Web-to-Host Connections: Remote Possibilities: The New TCO
Total cost of ownership, or TCO, has served us well as the mantra of thin-client and Web-to-host computing. However, TCO calculations only barely scratch the surface when you consider what’s happening in today’s workplaces.
While PC hardware savings may be negligible, there’s no doubt that centralized administration of applications formerly on fat desktops saves time and money. The real TCO savings and benefits of Web-to-host computing start to roll in, however, when you extend access outside of the walls of your company. And the best place to start is your mobile or remote workers – telecommuters, road warriors, day extenders and contractors.

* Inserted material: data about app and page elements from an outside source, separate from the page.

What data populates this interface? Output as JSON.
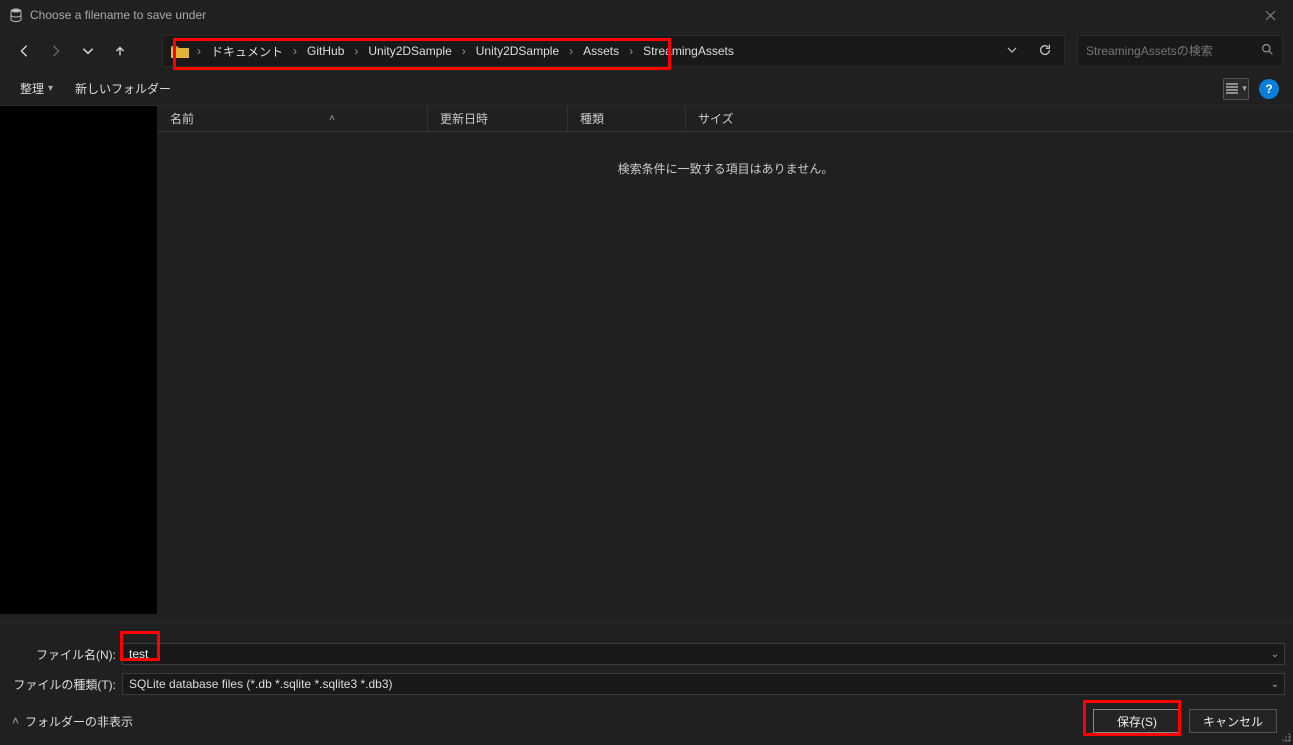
{
  "window": {
    "title": "Choose a filename to save under"
  },
  "breadcrumbs": [
    "ドキュメント",
    "GitHub",
    "Unity2DSample",
    "Unity2DSample",
    "Assets",
    "StreamingAssets"
  ],
  "search": {
    "placeholder": "StreamingAssetsの検索"
  },
  "toolbar": {
    "organize": "整理",
    "new_folder": "新しいフォルダー"
  },
  "columns": {
    "name": "名前",
    "date": "更新日時",
    "type": "種類",
    "size": "サイズ"
  },
  "list": {
    "empty_message": "検索条件に一致する項目はありません。"
  },
  "form": {
    "filename_label": "ファイル名(N):",
    "filename_value": "test",
    "filetype_label": "ファイルの種類(T):",
    "filetype_value": "SQLite database files (*.db *.sqlite *.sqlite3 *.db3)"
  },
  "footer": {
    "hide_folders": "フォルダーの非表示",
    "save": "保存(S)",
    "cancel": "キャンセル"
  }
}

GartnerGroup estimates that within the next three years, there will be more than 137 million remote workers worldwide, including one-third of the U.S. workforce. It’s getting to the point where companies no longer distinguish between remote workers and on-site workers. "Everybody here is telecommuting in one form or another," says the vice president of one large software firm.
"The network – not the office – has become the standard workplace," notes John Girard, Vice President and Research Director with GartnerGroup. "It’s becoming harder and harder to distinguish between the LAN and the WAN."
Remote work adds a new dimension to TCO, which typically covers hardware and software maintenance and support for desktop systems. The enhanced productivity, reduced space requirements, reduced recruiting and turnover costs add considerable value to the bottom line, not calculated by TCO.
The productivity lift for employees that no longer have to schlep into the office every day is well documented. Industry experts calculate an average productivity gain of about 25 percent for telecommuting employees. What’s not documented, however, is the additional sales that someone may make because they’re more willing and able to contact customers after 6 p.m.
Or, consider the costs of replacing or hiring new employees, which may be reduced when you offer remote access. For example, a call center, hard-pressed to find employees that can work late evening hours, may find recruiting far easier if interested applicants can work from home. Insurance firms, looking for employees to handle mountains of claims-processing work, may find all the help they need in a home-based workforce. Some data entry-intensive occupations see turnover rates exceeding 30 percent a year, with a replacement cost of about $5,000 per employee. Imagine the savings if this turnover could be cut in half.
Add to that a reduction, or elimination, of corporate overhead – literally meaning the roof over workers’ heads. Remote work may eliminate the need for excessive office space required for most customer-service and data entry operations. Remote work also takes a bite out of office costs, such as lighting, climate control and security.
Web-to-host computing offers additional TCO benefits above and beyond thin-client computing, in that it reduces or eliminates the challenges of remote back up and data security – vexing issues for many organizations supporting remote work. Since all data remains on the central server, backup of data from remote laptops and PCs is not required.
Surveys over the years have consistently shown that technical and sales professionals are most likely to engage in remote work. Web-to-host promises to also open up remote work to employees engaged in heavy transaction work that requires persistent terminal access to a mainframe or midrange host. Tasks involving customer service and data entry can now be performed in virtual offices.
New broadband technologies and services reaching the general market – including cable modems, DSL and ISDN – are speeding up access capabilities for home-based workers. This helps alleviate potential network delays in downloading Web-to-host applets – essential for establishing a persistent connection. Previously, the only viable solution for such functions was dial-up access to corporate systems. With dial-up solutions, many companies found they have had to restrict log-in times to manage heavy demands. Remote access via browser through a VPN to local ISPs can alleviate this problem.
Remote workers come in all flavors, but have a lot of common needs – such as bandwidth, and lots of support. Extending Web-to-host access to remote employees is a strategy that can ensure a successful transition from the on-site office to the virtual office.
About the Author: Joseph McKendrick is an independent consultant and author, specializing in technology research and white papers. He can be reached at firstname.lastname@example.org.